1924 photograph of May Sinclair by E. O. Hoppé
May Sinclair was born in Liverpool, England, in 1863; she was the youngest of six children and the only daughter. Due to her father's difficulties with business ventures and alcohol, her parents were separated. All of her brothers inherited heart disease that took the life of four of them before the age of fifty, and May Sinclair nursed most of them during their infirmity to their death. She had no formal education until she was eighteen, when she studied with Dorothea Beale at Cheltenham Ladies College. It was under Ms. Beale's influence that May Sinclair began her lifelong study and interest in philosophy, psychology, and Greek literature; she also began to write: poetry, initially, then fiction. Her first published novel was Audrey Craven in 1897. From 1908 May Sinclair was active in the campaign to secure the vote for women.
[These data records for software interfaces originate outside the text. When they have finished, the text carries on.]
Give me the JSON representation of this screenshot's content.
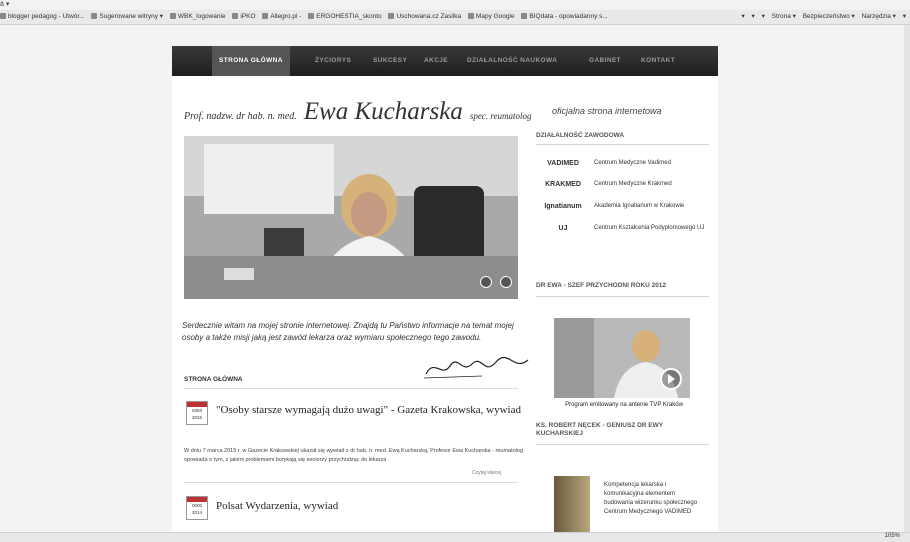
{
  "browser": {
    "top_glyph": "ä ▾",
    "favorites": [
      "blogger pedagog - Utwór...",
      "Sugerowane witryny ▾",
      "WBK_logowanie",
      "iPKO",
      "Allegro.pl -",
      "ERGOHESTIA_skonto",
      "Uschowana.cz Zasilka",
      "Mapy Google",
      "BIQdata - opowiadanny s..."
    ],
    "tools": [
      "▾",
      "▾",
      "▾",
      "Strona ▾",
      "Bezpieczeństwo ▾",
      "Narzędzia ▾",
      "▾"
    ],
    "zoom": "105%"
  },
  "site": {
    "nav": [
      "STRONA GŁÓWNA",
      "ŻYCIORYS",
      "SUKCESY",
      "AKCJE",
      "DZIAŁALNOŚĆ NAUKOWA",
      "GABINET",
      "KONTAKT"
    ],
    "header": {
      "prefix": "Prof. nadzw. dr hab. n. med.",
      "name": "Ewa Kucharska",
      "suffix": "spec. reumatolog",
      "tagline": "oficjalna strona internetowa"
    },
    "welcome": "Serdecznie witam na mojej stronie internetowej. Znajdą tu Państwo informacje na temat mojej osoby a także misji jaką jest zawód lekarza oraz wymiaru społecznego tego zawodu.",
    "signature": "Ewa Kucharska",
    "section": "STRONA GŁÓWNA",
    "articles": [
      {
        "date": "2015",
        "day": "0303",
        "title": "\"Osoby starsze wymagają dużo uwagi\" - Gazeta Krakowska, wywiad",
        "text": "W dniu 7 marca 2015 r. w Gazecie Krakowskiej ukazał się wywiad z dr hab. n. med. Ewą Kucharską, Profesor Ewa Kucharska - reumatolog opowiada o tym, z jakimi problemami borykają się seniorzy przychodząc do lekarza",
        "more": "Czytaj więcej"
      },
      {
        "date": "2014",
        "day": "0000",
        "title": "Polsat Wydarzenia, wywiad"
      }
    ],
    "right": {
      "h1": "DZIAŁALNOŚĆ ZAWODOWA",
      "partners": [
        {
          "logo": "VADIMED",
          "name": "Centrum Medyczne Vadimed"
        },
        {
          "logo": "KRAKMED",
          "name": "Centrum Medyczne Krakmed"
        },
        {
          "logo": "Ignatianum",
          "name": "Akademia Ignatianum w Krakowie"
        },
        {
          "logo": "UJ",
          "name": "Centrum Kształcenia Podyplomowego UJ"
        }
      ],
      "h2": "DR EWA - SZEF PRZYCHODNI ROKU 2012",
      "video_caption": "Program emitowany na antenie TVP Kraków",
      "h3": "KS. ROBERT NĘCEK - GENIUSZ DR EWY KUCHARSKIEJ",
      "book_text": "Kompetencja lekarska i komunikacyjna elementem budowania wizerunku społecznego Centrum Medycznego VADIMED"
    }
  }
}
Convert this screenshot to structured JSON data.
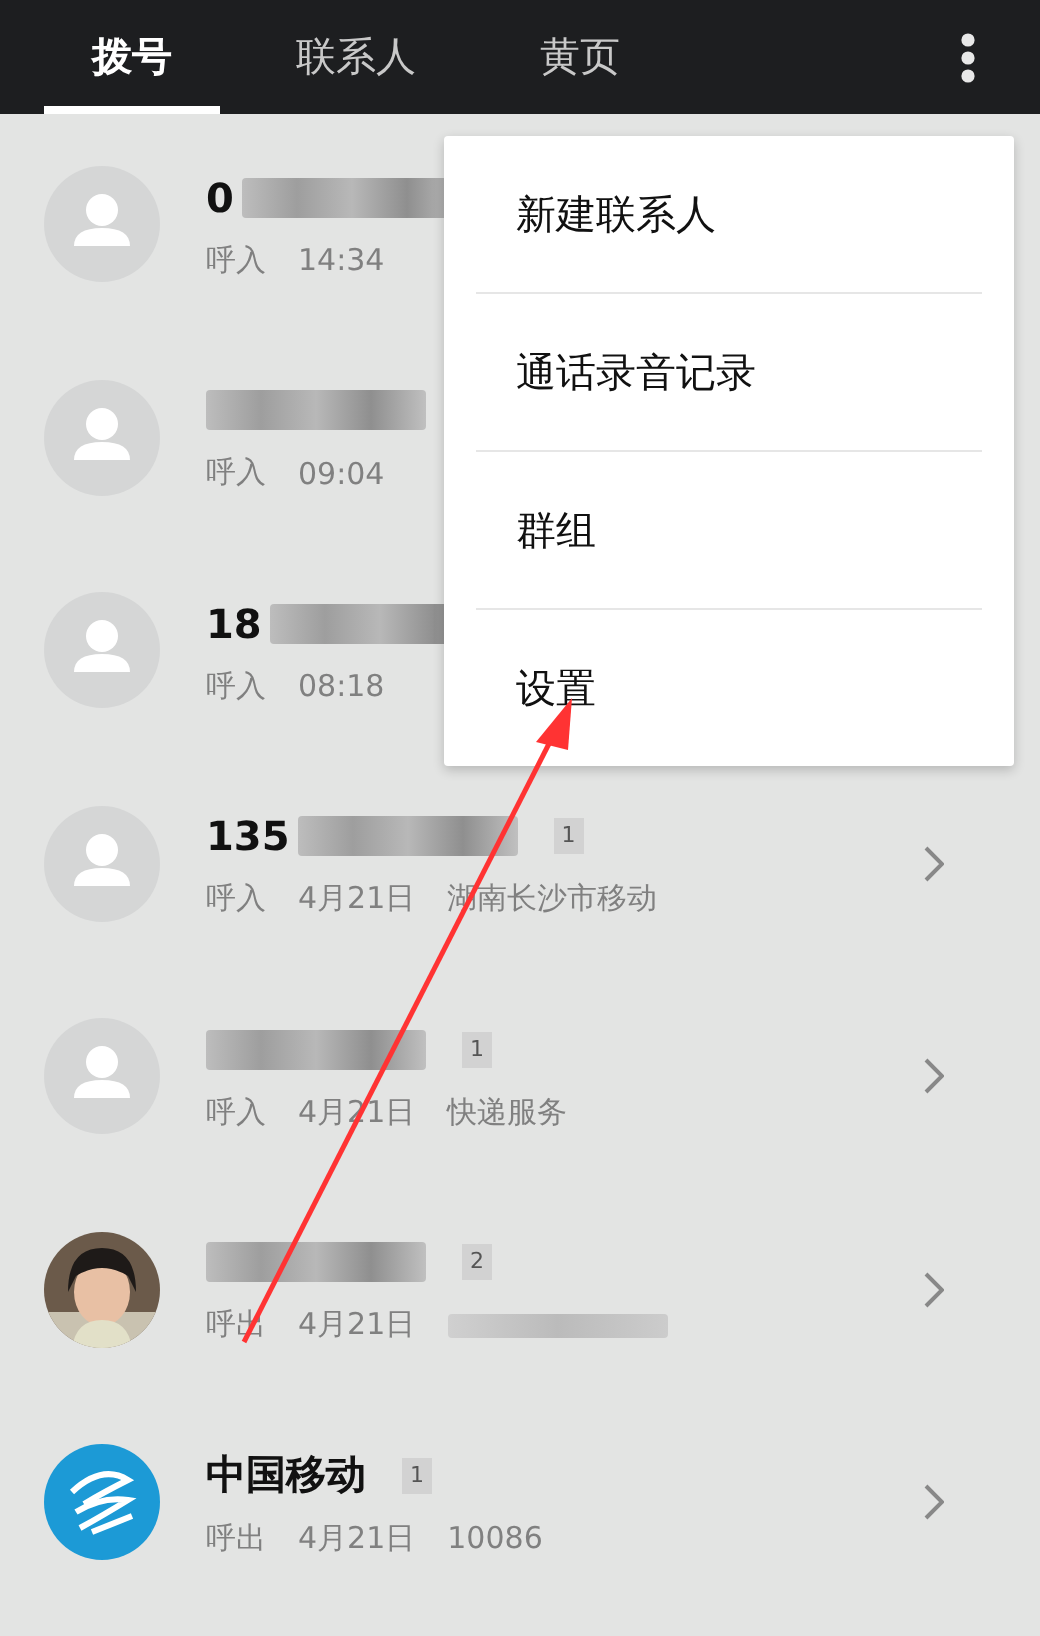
{
  "tabs": [
    {
      "label": "拨号",
      "selected": true
    },
    {
      "label": "联系人",
      "selected": false
    },
    {
      "label": "黄页",
      "selected": false
    }
  ],
  "calls": [
    {
      "kind": "default",
      "name": "0",
      "redacted": true,
      "direction": "呼入",
      "time": "14:34"
    },
    {
      "kind": "default",
      "redacted": true,
      "direction": "呼入",
      "time": "09:04"
    },
    {
      "kind": "default",
      "name": "18",
      "redacted": true,
      "direction": "呼入",
      "time": "08:18"
    },
    {
      "kind": "default",
      "name": "135",
      "redacted": true,
      "sim": "1",
      "direction": "呼入",
      "time": "4月21日",
      "location": "湖南长沙市移动",
      "chevron": true
    },
    {
      "kind": "default",
      "redacted": true,
      "sim": "1",
      "direction": "呼入",
      "time": "4月21日",
      "location": "快递服务",
      "chevron": true
    },
    {
      "kind": "picture",
      "redacted": true,
      "sim": "2",
      "direction": "呼出",
      "time": "4月21日",
      "location_redacted": true,
      "chevron": true
    },
    {
      "kind": "logo",
      "name": "中国移动",
      "redacted": false,
      "sim": "1",
      "direction": "呼出",
      "time": "4月21日",
      "location": "10086",
      "chevron": true
    }
  ],
  "menu": {
    "items": [
      "新建联系人",
      "通话录音记录",
      "群组",
      "设置"
    ]
  },
  "annotations": [
    {
      "kind": "arrow"
    }
  ]
}
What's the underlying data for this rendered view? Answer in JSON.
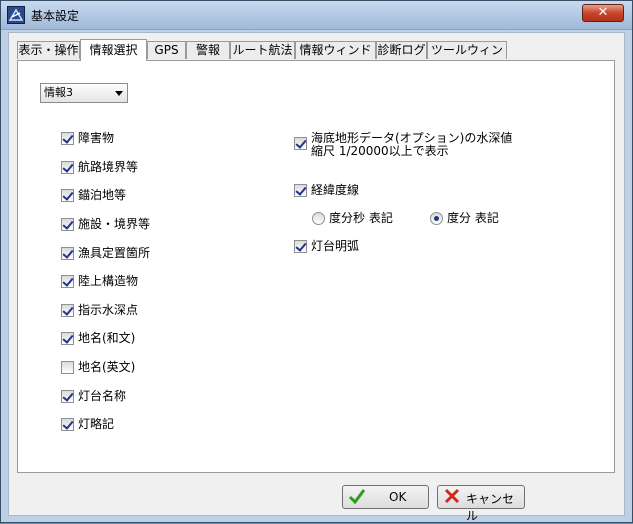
{
  "window": {
    "title": "基本設定",
    "close_glyph": "✕"
  },
  "tabs": [
    {
      "label": "表示・操作",
      "active": false
    },
    {
      "label": "情報選択",
      "active": true
    },
    {
      "label": "GPS",
      "active": false
    },
    {
      "label": "警報",
      "active": false
    },
    {
      "label": "ルート航法",
      "active": false
    },
    {
      "label": "情報ウィンドウ",
      "active": false
    },
    {
      "label": "診断ログ",
      "active": false
    },
    {
      "label": "ツールウィンドウ",
      "active": false
    }
  ],
  "dropdown": {
    "value": "情報3"
  },
  "left_checkboxes": [
    {
      "label": "障害物",
      "checked": true
    },
    {
      "label": "航路境界等",
      "checked": true
    },
    {
      "label": "錨泊地等",
      "checked": true
    },
    {
      "label": "施設・境界等",
      "checked": true
    },
    {
      "label": "漁具定置箇所",
      "checked": true
    },
    {
      "label": "陸上構造物",
      "checked": true
    },
    {
      "label": "指示水深点",
      "checked": true
    },
    {
      "label": "地名(和文)",
      "checked": true
    },
    {
      "label": "地名(英文)",
      "checked": false
    },
    {
      "label": "灯台名称",
      "checked": true
    },
    {
      "label": "灯略記",
      "checked": true
    }
  ],
  "right": {
    "depth": {
      "line1": "海底地形データ(オプション)の水深値",
      "line2": "縮尺 1/20000以上で表示",
      "checked": true
    },
    "latlon": {
      "label": "経緯度線",
      "checked": true
    },
    "radio_dms": {
      "label": "度分秒 表記",
      "selected": false
    },
    "radio_dm": {
      "label": "度分 表記",
      "selected": true
    },
    "lighthouse_arc": {
      "label": "灯台明弧",
      "checked": true
    }
  },
  "buttons": {
    "ok": "OK",
    "cancel": "キャンセル"
  }
}
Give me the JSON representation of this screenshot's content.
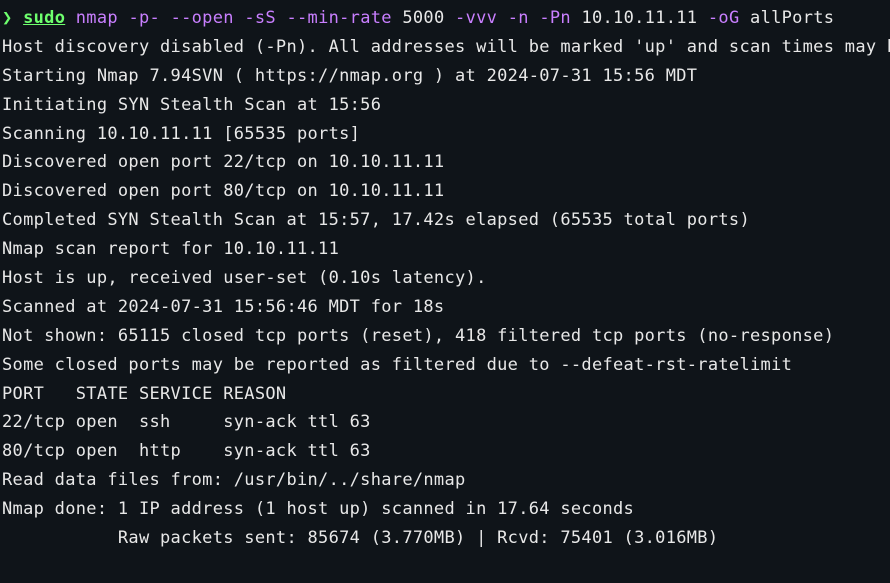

She worked with writers such as Violet Hunt and Cicely Hamilton for the Suffragist cause.
May Sinclair wrote a total of twenty-four novels, as well as a variety of poetry, criticism, philosophical works, and short stories. For the last fifteen years of her life, however, she suffered from Parkinson's disease. In 1932 she retired from London to Buckinghamshire, where she died in 1946.Critically acclaimed in both Britain and America as one of the great writers of the Georgian Age, she was the friend and contemporary of Wells, James, Hardy, Galsworthy, Ford Madox Ford, and of Dorothy Richardson, about whose work she first coined the famous phrase 'stream of consciousness'. She was one of the earliest English novelists to be influenced by the work of Freud and Jung, and was influenced too by her friendships with the Imagists Richard Aldington, Ezra Pound and Hilda Doolittle.
--from the 1986 edition of Life and Death of Harriett Frean by Penguins Books--Virago Press
After the First World War, before the emergence of Virginia Woolf as a major writer, May Sinclair was considered the most distinguished woman novelist in England. She was widely read and at the same time emjoyed the respect of 'serious' writers like Pound, Forster and T. S. Eliot. A reading of Harriett Frean suggests reasons for both the respect and the popularity.
Her work was frequently compared with that of Charlotte Bronte, May Sinclair's own favorite novelist, whose influence can be seen most clearly in the novel she set in Yorkshsire entitled Three Sisters. Yet the heroine of Harriet Frean recalls another passionate, embattled nineteenth-century character, not Jane Eyre, but Maggie Tulliver in George Eliot's Mill on the Floss. The novel can be read as a delayed response to Maggie's question which has echoed down the corridors of women's writing:The answer May Sinclair provides in Life and Death of Harriett Frean is an emphatic 'No'. That whatever the peace--'even joy'--that may be achieved through self-denial and the subjugation of the individual will, it is 'not right' for women to resign or subdue themselves.Is it not right to resign ourselves entirely, whatever . . . may be denied us? I have found great peace in that for the last two or three years--even joy in subduing my own will.
--Jean Radford in the Introduction to Life and Death of Harriett Frean (New York: Penguin Books, 1986)